seraphin gallery, philadelphia art gallery, fine art, contemporary art gallery, dead reckoning
Seraphin Gallery proudly presents its first exhibition of the fall season with Kelly Wallace entitled, Dead Reckoning. The exhibition will run from September 20 until October 27, with an opening reception on Friday, September 20, from 6 – 8 PM.
Dead Reckoning features drawings of completely imagined and undetermined landscapes. What is important for Wallace is that the drawing is a representation of the act of drawing itself. Therefore, Wallace’s drawings uniquely come into existence as he works.
Each drawing is in itself a contradiction. Scenes of imaginary, abstract lakes seem to fall apart and come together simultaneously. His drawings are incredibly beautiful while being so intense that they create discomfort in the viewer, who becomes easily lost in the multitude of graphite marks and looks for a way out.
Wallace uses the unique surface of marble gesso for a number of these drawings. A fifteenth century process, marble dust is mixed with glue, which is then heated and applied with a brush to a rigid surface. The artist primarily creates his drawings with vertical lines, from left to right and top to bottom. Mapping them like a printer or scanner, Wallace is able to play with time, focus and distance by metering his vertical lines.
The exhibition title, Dead Reckoning, is defined as “The process of calculating one’s position by estimating the direction and distance traveled rather than by using landmarks, astronomical observations, or electronic navigation methods.” Wallace feels that in today’s society, when such devices as the GPS are constantly used to find one’s location, we lose the power of our own intuition. Wallace’s “undetermined landscapes” are an accumulation of errors, but because they come from a natural process, could be entirely more accurate, answering questions of where we came from and where we are going.

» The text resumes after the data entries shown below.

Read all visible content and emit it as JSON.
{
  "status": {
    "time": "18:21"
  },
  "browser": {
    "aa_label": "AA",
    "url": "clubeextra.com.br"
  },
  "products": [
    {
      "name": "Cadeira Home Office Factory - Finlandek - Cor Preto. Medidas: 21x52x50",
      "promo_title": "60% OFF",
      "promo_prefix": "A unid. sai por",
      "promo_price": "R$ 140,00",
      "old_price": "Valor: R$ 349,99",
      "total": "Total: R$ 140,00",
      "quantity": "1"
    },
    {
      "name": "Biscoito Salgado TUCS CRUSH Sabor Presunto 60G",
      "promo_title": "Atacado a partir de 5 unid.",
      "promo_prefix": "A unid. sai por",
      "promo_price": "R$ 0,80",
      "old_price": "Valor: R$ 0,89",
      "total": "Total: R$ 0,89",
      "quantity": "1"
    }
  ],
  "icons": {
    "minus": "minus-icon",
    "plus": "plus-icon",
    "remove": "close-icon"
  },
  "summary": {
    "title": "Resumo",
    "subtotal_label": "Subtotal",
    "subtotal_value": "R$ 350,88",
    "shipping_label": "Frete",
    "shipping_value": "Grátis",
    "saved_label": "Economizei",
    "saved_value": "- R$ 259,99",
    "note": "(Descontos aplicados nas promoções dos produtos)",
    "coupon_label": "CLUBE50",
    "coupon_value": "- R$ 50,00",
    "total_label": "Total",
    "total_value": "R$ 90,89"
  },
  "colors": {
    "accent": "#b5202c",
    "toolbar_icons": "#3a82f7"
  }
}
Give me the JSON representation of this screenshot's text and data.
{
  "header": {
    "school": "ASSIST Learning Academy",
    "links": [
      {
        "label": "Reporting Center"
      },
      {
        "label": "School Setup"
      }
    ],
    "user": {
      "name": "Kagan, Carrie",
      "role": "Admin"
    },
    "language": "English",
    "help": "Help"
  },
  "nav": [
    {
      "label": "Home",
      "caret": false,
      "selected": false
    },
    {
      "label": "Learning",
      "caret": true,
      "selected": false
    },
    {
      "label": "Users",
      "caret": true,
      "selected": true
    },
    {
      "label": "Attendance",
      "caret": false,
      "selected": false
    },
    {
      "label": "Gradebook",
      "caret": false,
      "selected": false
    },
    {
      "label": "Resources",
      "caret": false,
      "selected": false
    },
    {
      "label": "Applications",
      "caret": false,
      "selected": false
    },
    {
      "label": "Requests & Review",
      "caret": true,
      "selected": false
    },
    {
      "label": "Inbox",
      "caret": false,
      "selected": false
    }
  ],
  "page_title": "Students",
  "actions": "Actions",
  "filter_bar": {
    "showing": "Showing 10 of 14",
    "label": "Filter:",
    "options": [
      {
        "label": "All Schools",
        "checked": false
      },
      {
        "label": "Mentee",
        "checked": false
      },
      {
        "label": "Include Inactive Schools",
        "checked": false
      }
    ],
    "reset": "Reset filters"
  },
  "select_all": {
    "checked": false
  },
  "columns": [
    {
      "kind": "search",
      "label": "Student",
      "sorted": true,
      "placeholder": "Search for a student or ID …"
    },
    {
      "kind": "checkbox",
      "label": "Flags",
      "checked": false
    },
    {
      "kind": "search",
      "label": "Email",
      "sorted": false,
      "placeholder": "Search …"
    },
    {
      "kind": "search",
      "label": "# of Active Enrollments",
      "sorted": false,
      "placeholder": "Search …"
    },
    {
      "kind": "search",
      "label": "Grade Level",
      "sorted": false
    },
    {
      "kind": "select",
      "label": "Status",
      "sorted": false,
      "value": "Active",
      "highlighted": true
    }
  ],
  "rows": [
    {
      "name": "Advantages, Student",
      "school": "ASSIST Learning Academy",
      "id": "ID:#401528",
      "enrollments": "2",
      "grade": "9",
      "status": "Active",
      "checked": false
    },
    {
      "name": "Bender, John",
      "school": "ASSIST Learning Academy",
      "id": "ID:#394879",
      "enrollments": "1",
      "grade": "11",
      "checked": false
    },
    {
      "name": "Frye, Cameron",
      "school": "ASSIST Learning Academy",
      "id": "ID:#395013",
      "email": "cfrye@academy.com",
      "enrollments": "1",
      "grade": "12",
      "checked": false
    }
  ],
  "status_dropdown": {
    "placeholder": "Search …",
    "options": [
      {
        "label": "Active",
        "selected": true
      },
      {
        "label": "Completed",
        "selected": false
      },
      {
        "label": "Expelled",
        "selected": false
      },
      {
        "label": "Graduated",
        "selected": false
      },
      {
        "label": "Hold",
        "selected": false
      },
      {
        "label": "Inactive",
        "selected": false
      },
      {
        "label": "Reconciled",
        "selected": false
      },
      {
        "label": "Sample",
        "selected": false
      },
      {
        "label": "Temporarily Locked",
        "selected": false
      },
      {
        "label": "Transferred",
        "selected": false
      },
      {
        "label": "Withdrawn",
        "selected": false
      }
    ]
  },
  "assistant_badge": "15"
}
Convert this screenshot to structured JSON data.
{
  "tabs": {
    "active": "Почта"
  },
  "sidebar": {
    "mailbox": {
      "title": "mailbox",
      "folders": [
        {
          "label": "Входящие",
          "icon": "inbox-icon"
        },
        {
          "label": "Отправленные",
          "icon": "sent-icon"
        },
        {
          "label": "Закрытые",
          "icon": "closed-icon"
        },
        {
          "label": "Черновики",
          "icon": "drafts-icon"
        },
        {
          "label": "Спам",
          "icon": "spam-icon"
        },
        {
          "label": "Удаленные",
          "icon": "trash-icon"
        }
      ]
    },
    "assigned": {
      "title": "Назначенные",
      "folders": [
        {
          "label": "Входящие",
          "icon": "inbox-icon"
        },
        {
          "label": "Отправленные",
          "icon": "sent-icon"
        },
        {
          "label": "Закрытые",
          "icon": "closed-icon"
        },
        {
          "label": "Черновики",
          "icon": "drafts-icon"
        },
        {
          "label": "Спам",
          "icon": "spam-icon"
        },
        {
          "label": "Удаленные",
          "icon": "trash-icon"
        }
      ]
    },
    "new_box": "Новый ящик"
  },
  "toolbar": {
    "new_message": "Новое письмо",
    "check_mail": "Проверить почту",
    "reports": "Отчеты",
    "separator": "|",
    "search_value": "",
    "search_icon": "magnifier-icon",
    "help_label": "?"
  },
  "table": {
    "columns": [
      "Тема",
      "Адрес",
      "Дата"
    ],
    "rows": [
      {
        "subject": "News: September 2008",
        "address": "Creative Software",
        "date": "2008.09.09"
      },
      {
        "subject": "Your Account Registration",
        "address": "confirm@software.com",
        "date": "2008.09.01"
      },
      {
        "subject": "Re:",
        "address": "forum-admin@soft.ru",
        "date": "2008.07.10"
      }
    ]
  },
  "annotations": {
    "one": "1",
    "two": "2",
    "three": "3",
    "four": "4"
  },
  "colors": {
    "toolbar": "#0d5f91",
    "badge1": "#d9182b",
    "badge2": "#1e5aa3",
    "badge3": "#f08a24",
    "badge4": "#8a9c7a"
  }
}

Kelly Wallace received his BFA from the University of Guelph in Ontario. Solo exhibitions have been mounted at Museum London and the MacLaren Arts Centre in Ontario. He was a finalist in the International Drawing Annual at The Manifest Gallery in Cincinnati and has received grants from the Canada Council for the Arts and the Ontario Arts Council.